No, this is not about special effects and environmental mapping in 3D-graphics, but about the experience of writing the game so far. Reason I’m writing this is, that I hit 501 commits today and thought it might be a good time to look back.
pyherc is my pet project that I have been working in a form or another for years. It all started back in the 90s, when I wanted to program the greatest rpg-game ever. I was using Turbo Pascal back then and learned quite a bit about basics of object oriented programming, but never got the game even to run.
Next try was some years later when I started learning C/C++ and tried writing the game again. Success was about as good as with Turbo Pascal (so, I learned how objects work in C/C++ and how easy it is to get tangled to little details), but again I didn’t get a playable game.
Then came Java and I thought it would be useful language to learn (I also liked the amount of libraries available out there) and I started hacking the code together. This time I actually got runnable game, where you could walk around, pick up and eat bananas and kill some randomly wandering monsters. This was also the first time I was exposed to unit testing. I wrote some of those, but the approach was not very structured or disciplined. Despite of that, I quickly realised that writing unit tests was good way to catch bugs before you could even run the code in actual game. Eventually I gave up with the game though and abandoned it.
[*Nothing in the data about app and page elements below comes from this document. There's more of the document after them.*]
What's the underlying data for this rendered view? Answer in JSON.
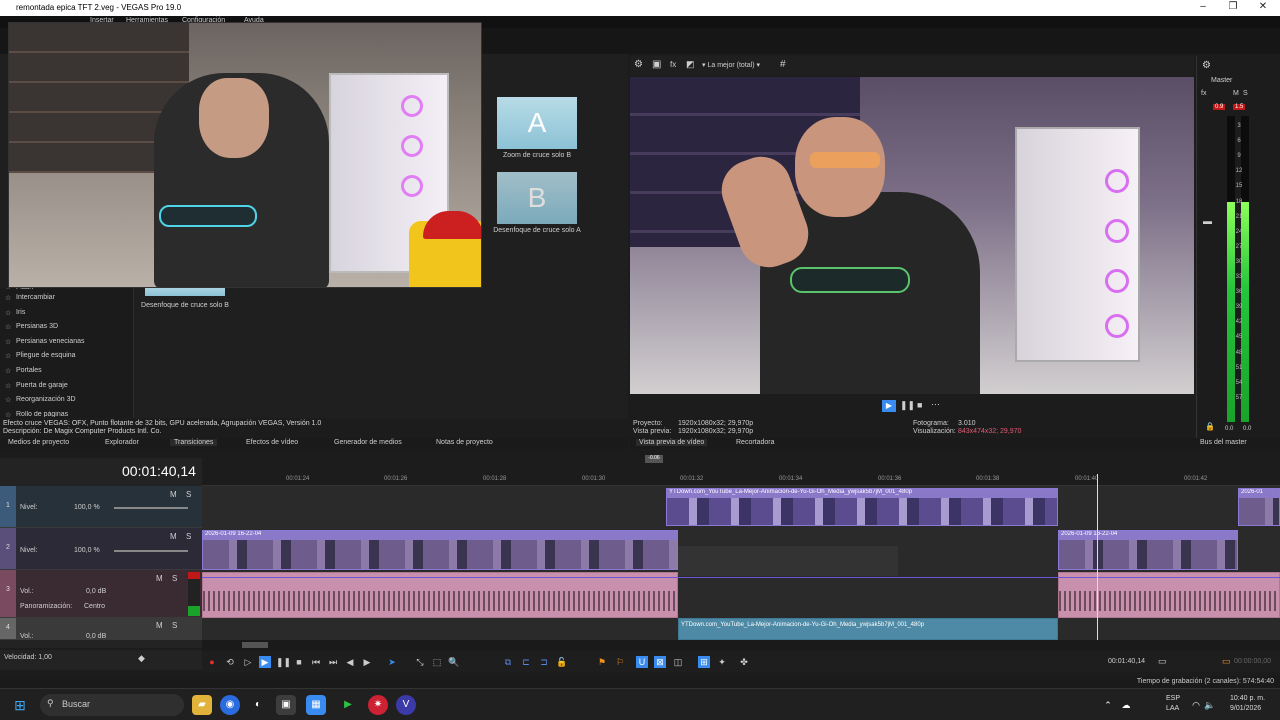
{
  "window": {
    "title": "remontada epica TFT 2.veg - VEGAS Pro 19.0",
    "minimize": "–",
    "maximize": "❐",
    "close": "✕"
  },
  "menu": [
    "Insertar",
    "Herramientas",
    "Configuración",
    "Ayuda"
  ],
  "transitions": {
    "list": [
      "Intercambiar",
      "Iris",
      "Persianas 3D",
      "Persianas venecianas",
      "Pliegue de esquina",
      "Portales",
      "Puerta de garaje",
      "Reorganización 3D",
      "Rollo de páginas"
    ],
    "list_top_partial": "Flash",
    "thumbs": [
      {
        "letter": "A",
        "label": "Zoom de cruce solo B"
      },
      {
        "letter": "B",
        "label": "Desenfoque de cruce solo A"
      },
      {
        "letter": "",
        "label": "Desenfoque de cruce solo B"
      }
    ],
    "status_line1": "Efecto cruce VEGAS: OFX, Punto flotante de 32 bits, GPU acelerada, Agrupación VEGAS, Versión 1.0",
    "status_line2": "Descripción: De Magix Computer Products Intl. Co."
  },
  "left_tabs": [
    "Medios de proyecto",
    "Explorador",
    "Transiciones",
    "Efectos de vídeo",
    "Generador de medios",
    "Notas de proyecto"
  ],
  "preview": {
    "quality": "La mejor (total)",
    "tabs": [
      "Vista previa de vídeo",
      "Recortadora"
    ],
    "proyecto_label": "Proyecto:",
    "proyecto_value": "1920x1080x32; 29,970p",
    "vista_label": "Vista previa:",
    "vista_value": "1920x1080x32; 29,970p",
    "fotograma_label": "Fotograma:",
    "fotograma_value": "3.010",
    "visualizacion_label": "Visualización:",
    "visualizacion_value": "843x474x32; 29,970"
  },
  "master": {
    "label": "Master",
    "tab": "Bus del master",
    "peak_l": "0.9",
    "peak_r": "1.5",
    "scale": [
      "3",
      "6",
      "9",
      "12",
      "15",
      "18",
      "21",
      "24",
      "27",
      "30",
      "33",
      "36",
      "39",
      "42",
      "45",
      "48",
      "51",
      "54",
      "57"
    ],
    "bottom_l": "0.0",
    "bottom_r": "0.0",
    "level_l": 0.72,
    "level_r": 0.72
  },
  "timeline": {
    "timecode": "00:01:40,14",
    "ruler": [
      "00:01:24",
      "00:01:26",
      "00:01:28",
      "00:01:30",
      "00:01:32",
      "00:01:34",
      "00:01:36",
      "00:01:38",
      "00:01:40",
      "00:01:42"
    ],
    "tracks": [
      {
        "num": "1",
        "label": "Nivel:",
        "value": "100,0 %"
      },
      {
        "num": "2",
        "label": "Nivel:",
        "value": "100,0 %"
      },
      {
        "num": "3",
        "label": "Vol.:",
        "value": "0,0 dB",
        "pan_label": "Panoramización:",
        "pan_value": "Centro"
      },
      {
        "num": "4",
        "label": "Vol.:",
        "value": "0,0 dB"
      }
    ],
    "clip_yugioh": "YTDown.com_YouTube_La-Mejor-Animacion-de-Yu-Gi-Oh_Media_ywjsak5b7jM_001_480p",
    "clip_yugioh_audio": "YTDown.com_YouTube_La-Mejor-Animacion-de-Yu-Gi-Oh_Media_ywjsak5b7jM_001_480p",
    "clip_cam": "2026-01-09 16-22-04",
    "clip_cam2": "2026-01-09 16-22-04",
    "clip_right_top": "2026-01",
    "loop_marker": "-0.06",
    "velocidad_label": "Velocidad: 1,00",
    "end_time": "00:01:40,14",
    "end_time_right": "00:00:00,00"
  },
  "status": {
    "recording": "Tiempo de grabación (2 canales): 574:54:40"
  },
  "taskbar": {
    "search": "Buscar",
    "lang1": "ESP",
    "lang2": "LAA",
    "time": "10:40 p. m.",
    "date": "9/01/2026"
  }
}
Latest try has been written with Python. So far the results have been much better than before. I have playable game (albeit very basic) with extensive test cases around it. I’m trying to maintain healthy pace (not coding too much, not abandoning the project completely), while learning and trying out new things (inversion of control, dependency injection, doctests and so on). The game isn’t anything particularly special, but I’m quite proud that I finally got this far. Lets see where next 500 commits will take me.